Training Fearful Dogs With Patience and Compassion
“Fear Factor is the competition reality series in which contestants must decide if they have the guts and determination to face their fears while outpacing the competition.” – NBC.com/fear-factor
Eliminate that last part about competition, and you could be describing how some dogs feel on a regular basis. Most dogs become anxious at times, but some can be downright terrified. Understanding why can be useful but isn’t necessary, because the result is the same: teaching a dog something – anything – even when they are mildly anxious is difficult. That’s because emotions trump rational thought. Try learning a trigonometry problem or memorizing and repeating a complex paragraph in a situation where you are moderately uncomfortable to downright scared (On a roller coaster? With a spider on the wall? Or a snake in a cage? Or not in a cage?). Does not being able to learn mean you’re being willful? Spiteful? Does it make you “stupid”? Of course not! It means your brain is prioritizing, and what someone has said you “should” do is losing out to what your brain says you must pay attention to. It’s a mechanism necessary for survival, and even when we understand we are not in true danger the brain is going to work as if we may be.

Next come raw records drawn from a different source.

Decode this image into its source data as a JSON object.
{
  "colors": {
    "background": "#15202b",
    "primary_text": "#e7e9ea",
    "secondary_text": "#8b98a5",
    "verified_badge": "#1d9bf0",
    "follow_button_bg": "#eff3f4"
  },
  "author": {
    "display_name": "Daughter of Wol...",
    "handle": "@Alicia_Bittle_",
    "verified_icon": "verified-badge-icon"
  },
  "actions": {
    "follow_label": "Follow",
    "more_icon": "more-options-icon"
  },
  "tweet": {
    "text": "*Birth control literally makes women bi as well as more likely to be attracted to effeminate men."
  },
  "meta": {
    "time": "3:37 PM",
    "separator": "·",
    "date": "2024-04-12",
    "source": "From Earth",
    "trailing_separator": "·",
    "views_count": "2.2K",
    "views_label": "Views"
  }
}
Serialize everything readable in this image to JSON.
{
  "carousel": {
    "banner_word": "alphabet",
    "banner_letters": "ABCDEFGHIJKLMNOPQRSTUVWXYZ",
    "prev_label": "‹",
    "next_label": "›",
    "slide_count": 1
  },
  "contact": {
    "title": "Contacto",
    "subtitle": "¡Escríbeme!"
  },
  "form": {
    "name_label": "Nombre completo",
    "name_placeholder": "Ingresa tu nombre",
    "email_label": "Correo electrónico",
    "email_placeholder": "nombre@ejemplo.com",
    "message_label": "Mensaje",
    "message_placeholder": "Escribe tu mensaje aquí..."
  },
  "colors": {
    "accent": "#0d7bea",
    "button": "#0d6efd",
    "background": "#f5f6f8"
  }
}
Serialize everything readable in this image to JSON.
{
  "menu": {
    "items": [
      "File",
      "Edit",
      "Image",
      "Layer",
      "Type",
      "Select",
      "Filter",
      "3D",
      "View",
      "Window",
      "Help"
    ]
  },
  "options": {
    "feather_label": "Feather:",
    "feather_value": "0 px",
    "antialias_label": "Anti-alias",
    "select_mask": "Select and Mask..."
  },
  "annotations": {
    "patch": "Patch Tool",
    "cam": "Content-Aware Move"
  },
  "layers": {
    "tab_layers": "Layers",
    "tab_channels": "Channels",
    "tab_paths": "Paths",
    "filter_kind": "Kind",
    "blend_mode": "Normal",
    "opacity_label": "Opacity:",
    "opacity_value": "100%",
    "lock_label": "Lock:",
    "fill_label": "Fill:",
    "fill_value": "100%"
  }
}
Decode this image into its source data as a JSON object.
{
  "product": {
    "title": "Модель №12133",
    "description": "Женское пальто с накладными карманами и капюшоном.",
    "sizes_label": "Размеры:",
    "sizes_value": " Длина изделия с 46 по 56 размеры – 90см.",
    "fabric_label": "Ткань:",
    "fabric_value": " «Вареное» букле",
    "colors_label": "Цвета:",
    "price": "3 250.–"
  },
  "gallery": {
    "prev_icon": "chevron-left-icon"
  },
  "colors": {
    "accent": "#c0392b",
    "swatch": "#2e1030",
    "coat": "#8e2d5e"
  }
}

Translation for dog training: make sure your dog feels safe before starting a training session. Read Brody’s body language for signs of stress and anxiety. Look at his mouth, eyes, brow, ears, back, tail, and general body position (more on these in a later blog). If you do see signs, try to identify what in the environment may be causing his concern. Let’s say you left the vacuum cleaner out, and Brody is looking suspiciously at it. You have a few choices. First, you could just remove the vacuum cleaner or go elsewhere to train, but that doesn’t really address Brody’s emotions about it. Next time he sees the dreaded vacuum, you’ll still have the issue. Second, you could toss a treat each time Brody looks at that potential dog-consuming monster (make sure the treat is not closer than Brody to the vacuum, and sometimes intentionally toss it away to give him some relief). If he takes a brave step closer, click and treat! If he has a strong positive association to the click or marker word, that will infinitesimally help him make a positive association with the object of concern. Don’t expect him to “get over it” in one session – fear is not necessarily rational and takes time to ebb away.
Your third option is to move away but stay within sight of the source of concern. Distance matters to dogs, so move far enough away that Brody can still perceive the vacuum but looks relaxed again. Then practice known cues that he enjoys. The variable you are training is the presence of something distracting, but it also will help reduce your dog’s concern over time with the object. If he looks downright fearful, remove him to the edge of the environment and see if he can relax enough to take a treat or two. If yes, success! Call it quits right there and give the poor dog a break. True fear is not something you can train through; it must be addressed more directly. There are some great resources out there if you want to try to handle it yourself, or consider hiring a professional trainer. Know too that you can’t apply “tough love” or have the dog “face his fear” by forcing him closer – these techniques will only increase the dog’s fear and layer on a mistrust of you. Positive reinforcement training is a necessity, along with buckets of patience and compassion on your part. The good news is that positive reinforcement training can have a profound and life-changing affect for a fearful dog. And that is reward enough for those that love him.